(Records from a dataset)
---------------
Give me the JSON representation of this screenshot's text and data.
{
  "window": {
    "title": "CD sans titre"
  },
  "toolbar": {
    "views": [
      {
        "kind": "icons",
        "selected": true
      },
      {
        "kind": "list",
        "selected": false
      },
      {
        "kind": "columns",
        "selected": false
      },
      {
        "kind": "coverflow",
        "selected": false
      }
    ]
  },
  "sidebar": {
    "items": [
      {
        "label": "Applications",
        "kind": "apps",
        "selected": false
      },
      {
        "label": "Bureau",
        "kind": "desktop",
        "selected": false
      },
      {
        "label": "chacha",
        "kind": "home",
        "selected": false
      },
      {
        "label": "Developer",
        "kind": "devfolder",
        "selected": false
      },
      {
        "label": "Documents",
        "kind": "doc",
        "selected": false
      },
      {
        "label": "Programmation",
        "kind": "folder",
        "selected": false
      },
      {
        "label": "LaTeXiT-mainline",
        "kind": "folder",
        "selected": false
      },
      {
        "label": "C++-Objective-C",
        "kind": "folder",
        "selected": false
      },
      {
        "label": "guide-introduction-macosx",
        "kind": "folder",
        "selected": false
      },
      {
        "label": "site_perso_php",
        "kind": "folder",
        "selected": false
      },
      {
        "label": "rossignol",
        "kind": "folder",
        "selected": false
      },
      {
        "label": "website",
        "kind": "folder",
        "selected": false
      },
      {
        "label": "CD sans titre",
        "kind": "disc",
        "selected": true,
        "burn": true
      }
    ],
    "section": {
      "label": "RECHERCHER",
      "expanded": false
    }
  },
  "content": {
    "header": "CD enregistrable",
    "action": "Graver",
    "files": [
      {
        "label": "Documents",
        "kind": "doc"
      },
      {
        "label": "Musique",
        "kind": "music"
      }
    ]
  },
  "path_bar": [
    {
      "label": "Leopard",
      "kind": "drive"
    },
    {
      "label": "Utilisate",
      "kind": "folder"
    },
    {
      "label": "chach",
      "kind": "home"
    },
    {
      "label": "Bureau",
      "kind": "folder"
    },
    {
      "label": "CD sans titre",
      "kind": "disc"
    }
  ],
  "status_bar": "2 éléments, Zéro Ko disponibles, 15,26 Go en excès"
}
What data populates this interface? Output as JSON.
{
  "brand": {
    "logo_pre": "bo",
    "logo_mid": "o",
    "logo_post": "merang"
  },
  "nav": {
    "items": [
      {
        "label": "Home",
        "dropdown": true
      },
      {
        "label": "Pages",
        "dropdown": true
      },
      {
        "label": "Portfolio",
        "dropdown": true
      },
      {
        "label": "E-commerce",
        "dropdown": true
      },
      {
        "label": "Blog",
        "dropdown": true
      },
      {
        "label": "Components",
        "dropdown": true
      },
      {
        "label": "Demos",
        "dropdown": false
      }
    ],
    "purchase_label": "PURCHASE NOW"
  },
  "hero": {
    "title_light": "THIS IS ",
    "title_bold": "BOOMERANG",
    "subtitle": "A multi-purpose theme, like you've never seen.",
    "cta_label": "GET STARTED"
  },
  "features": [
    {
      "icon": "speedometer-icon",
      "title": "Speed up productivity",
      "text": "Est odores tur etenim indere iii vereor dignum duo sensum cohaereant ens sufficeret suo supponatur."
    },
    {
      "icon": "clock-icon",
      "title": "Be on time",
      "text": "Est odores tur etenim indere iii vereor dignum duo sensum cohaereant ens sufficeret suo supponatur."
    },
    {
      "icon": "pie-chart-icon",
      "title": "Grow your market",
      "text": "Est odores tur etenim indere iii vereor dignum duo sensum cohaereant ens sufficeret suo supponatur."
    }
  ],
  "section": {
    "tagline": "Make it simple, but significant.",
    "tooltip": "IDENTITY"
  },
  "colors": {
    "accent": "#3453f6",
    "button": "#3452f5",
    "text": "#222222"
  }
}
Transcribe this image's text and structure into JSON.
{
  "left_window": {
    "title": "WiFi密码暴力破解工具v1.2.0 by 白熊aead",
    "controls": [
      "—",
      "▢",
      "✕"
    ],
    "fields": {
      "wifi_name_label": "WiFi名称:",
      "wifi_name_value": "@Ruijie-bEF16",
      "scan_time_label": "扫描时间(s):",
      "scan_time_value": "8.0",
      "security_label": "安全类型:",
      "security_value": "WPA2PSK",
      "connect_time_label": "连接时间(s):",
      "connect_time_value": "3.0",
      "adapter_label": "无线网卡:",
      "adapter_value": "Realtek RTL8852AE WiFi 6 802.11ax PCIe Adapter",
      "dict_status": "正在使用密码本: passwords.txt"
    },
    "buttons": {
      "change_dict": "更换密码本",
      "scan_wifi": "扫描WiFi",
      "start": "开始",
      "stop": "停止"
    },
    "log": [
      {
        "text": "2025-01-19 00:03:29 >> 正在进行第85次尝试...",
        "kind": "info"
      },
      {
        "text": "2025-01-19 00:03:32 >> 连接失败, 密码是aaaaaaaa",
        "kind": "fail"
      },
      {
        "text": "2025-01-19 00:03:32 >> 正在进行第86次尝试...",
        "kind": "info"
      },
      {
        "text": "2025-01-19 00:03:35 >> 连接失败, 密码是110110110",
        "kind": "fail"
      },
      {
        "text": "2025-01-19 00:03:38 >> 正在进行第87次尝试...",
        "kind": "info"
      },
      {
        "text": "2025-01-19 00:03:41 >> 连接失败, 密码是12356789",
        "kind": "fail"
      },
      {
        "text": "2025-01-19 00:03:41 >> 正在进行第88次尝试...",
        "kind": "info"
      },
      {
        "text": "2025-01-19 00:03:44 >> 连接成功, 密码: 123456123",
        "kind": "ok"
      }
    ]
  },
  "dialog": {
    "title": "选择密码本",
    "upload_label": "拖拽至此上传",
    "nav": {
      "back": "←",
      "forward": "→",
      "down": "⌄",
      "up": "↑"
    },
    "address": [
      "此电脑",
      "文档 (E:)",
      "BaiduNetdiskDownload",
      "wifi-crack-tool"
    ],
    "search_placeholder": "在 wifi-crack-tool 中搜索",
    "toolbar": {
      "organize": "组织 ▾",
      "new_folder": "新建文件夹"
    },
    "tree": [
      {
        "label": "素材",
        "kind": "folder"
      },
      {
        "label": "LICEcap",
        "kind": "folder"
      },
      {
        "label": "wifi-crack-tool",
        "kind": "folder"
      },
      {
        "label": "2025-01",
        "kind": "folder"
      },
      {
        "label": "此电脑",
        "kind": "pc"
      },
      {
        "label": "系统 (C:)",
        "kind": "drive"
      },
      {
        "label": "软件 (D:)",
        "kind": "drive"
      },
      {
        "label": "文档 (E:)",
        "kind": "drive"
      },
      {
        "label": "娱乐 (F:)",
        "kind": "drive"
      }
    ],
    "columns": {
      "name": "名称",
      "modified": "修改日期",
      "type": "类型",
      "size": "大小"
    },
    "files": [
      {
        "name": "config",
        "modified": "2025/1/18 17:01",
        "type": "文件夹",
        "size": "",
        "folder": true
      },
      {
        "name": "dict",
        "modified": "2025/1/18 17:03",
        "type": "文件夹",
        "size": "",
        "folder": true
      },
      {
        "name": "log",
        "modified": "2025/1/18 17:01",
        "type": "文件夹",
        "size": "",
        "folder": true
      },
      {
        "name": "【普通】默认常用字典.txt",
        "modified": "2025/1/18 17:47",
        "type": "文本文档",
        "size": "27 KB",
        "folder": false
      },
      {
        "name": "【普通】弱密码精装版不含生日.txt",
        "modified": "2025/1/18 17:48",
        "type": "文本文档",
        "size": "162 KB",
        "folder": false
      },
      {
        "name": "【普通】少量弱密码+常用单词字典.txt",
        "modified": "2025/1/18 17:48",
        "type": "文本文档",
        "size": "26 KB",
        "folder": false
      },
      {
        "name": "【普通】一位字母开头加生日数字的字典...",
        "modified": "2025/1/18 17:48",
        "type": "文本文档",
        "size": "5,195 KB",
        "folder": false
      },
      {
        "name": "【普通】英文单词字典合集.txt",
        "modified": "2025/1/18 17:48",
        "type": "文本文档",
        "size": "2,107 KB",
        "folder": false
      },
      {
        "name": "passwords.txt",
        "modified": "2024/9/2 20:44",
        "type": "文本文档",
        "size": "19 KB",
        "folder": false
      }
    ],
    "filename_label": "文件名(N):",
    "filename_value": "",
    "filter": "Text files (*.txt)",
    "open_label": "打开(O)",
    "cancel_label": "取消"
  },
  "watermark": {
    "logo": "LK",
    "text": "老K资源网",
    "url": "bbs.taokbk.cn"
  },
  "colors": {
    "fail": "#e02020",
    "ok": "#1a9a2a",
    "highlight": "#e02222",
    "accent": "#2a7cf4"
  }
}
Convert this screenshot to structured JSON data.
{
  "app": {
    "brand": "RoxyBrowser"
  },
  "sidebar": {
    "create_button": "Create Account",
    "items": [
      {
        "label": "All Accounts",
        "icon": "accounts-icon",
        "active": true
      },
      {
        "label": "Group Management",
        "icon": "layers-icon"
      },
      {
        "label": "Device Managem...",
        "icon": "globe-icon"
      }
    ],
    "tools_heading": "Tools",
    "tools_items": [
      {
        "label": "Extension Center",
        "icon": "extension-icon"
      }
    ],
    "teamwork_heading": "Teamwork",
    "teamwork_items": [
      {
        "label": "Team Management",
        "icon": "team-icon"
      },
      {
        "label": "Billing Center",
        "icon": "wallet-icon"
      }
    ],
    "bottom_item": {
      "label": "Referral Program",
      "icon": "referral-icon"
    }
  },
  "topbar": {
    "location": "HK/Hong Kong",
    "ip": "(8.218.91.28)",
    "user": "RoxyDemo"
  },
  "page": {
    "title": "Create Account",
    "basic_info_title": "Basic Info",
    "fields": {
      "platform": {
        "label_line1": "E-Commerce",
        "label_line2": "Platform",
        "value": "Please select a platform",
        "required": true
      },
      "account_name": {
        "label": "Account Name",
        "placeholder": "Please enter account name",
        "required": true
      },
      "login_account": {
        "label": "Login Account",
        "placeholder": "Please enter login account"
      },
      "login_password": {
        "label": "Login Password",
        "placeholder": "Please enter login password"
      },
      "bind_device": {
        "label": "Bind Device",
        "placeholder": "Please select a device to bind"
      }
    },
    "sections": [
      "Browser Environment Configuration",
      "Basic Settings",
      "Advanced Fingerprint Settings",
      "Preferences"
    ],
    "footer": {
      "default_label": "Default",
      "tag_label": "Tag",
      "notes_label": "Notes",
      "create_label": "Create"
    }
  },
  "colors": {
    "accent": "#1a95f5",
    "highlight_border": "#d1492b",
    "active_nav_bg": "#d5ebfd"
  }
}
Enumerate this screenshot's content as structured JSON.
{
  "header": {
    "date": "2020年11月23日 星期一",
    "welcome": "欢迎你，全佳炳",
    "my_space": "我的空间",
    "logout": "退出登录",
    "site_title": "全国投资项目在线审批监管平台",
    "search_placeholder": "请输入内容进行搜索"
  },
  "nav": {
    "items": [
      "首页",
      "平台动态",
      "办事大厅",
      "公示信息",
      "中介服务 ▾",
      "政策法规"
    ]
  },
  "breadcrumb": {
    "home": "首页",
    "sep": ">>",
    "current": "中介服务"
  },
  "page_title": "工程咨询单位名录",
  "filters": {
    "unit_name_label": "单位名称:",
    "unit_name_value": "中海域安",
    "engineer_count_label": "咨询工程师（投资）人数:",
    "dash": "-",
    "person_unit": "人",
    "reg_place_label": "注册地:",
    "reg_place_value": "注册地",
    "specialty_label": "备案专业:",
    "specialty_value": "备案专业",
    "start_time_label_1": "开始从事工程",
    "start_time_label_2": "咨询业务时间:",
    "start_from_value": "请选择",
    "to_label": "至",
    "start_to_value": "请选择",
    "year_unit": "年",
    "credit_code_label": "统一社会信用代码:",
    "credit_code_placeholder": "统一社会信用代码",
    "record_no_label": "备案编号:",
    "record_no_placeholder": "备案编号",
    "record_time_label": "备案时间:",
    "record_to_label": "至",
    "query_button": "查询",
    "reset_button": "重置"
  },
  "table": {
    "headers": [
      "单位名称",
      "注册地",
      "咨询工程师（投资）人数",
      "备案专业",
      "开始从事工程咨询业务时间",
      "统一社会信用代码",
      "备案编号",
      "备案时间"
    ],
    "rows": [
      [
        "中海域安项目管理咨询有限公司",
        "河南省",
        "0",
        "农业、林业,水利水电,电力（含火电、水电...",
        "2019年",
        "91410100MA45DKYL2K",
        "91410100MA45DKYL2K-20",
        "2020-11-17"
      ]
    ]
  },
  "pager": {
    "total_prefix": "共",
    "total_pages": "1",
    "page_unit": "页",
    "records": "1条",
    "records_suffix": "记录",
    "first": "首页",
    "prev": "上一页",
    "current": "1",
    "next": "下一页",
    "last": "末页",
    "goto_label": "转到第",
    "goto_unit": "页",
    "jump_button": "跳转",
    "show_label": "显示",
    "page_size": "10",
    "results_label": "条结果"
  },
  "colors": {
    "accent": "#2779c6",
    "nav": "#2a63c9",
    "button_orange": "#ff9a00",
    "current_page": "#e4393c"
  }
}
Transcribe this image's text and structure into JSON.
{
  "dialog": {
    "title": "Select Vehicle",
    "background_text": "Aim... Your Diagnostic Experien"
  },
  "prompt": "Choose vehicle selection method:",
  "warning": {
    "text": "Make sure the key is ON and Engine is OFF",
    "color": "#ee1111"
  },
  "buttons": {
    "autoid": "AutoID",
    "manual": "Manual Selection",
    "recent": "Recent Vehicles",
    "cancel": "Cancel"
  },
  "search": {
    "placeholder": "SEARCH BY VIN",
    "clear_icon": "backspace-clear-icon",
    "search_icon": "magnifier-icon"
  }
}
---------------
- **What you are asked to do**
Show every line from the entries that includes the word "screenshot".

- **Task output**
Give me the JSON representation of this screenshot's text and data.
Convert this screenshot to structured JSON data.
Enumerate this screenshot's content as structured JSON.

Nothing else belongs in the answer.